= EXERCISE AIM =
If an entry holds a picture, leave the picture out and output everything else exactly.

□ □ □ □ □

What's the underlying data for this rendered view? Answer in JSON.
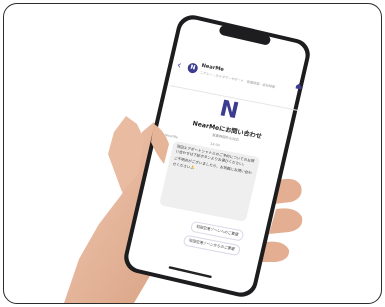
{
  "screen": {
    "app_name": "NearMe",
    "app_subtitle": "ニアミー・カスタマーサポート　営業時間・返信時間",
    "logo_letter": "N",
    "title": "NearMeにお問い合わせ",
    "subtitle": "営業時間外も対応",
    "sender": "NearMe",
    "time": "14:00",
    "message_p1": "羽田エアポートシャトルのご予約についてのお問い合わせは下記ボタンよりお選びください。",
    "message_p2": "ご不明点がございましたら、お気軽にお問い合わせください🙏",
    "chip_1": "羽田空港ゾーンへのご要望",
    "chip_2": "羽田空港ゾーンからのご要望"
  },
  "colors": {
    "accent": "#3b3b8f",
    "bubble": "#efefef",
    "skin": "#e5b79d",
    "phone_body": "#1d1d1f"
  }
}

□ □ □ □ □

= RESULT =
What's the underlying data for this rendered view? Answer in JSON.
{
  "screen": {
    "app_name": "NearMe",
    "app_subtitle": "ニアミー・カスタマーサポート　営業時間・返信時間",
    "logo_letter": "N",
    "title": "NearMeにお問い合わせ",
    "subtitle": "営業時間外も対応",
    "sender": "NearMe",
    "time": "14:00",
    "message_p1": "羽田エアポートシャトルのご予約についてのお問い合わせは下記ボタンよりお選びください。",
    "message_p2": "ご不明点がございましたら、お気軽にお問い合わせください🙏",
    "chip_1": "羽田空港ゾーンへのご要望",
    "chip_2": "羽田空港ゾーンからのご要望"
  },
  "colors": {
    "accent": "#3b3b8f",
    "bubble": "#efefef",
    "skin": "#e5b79d",
    "phone_body": "#1d1d1f"
  }
}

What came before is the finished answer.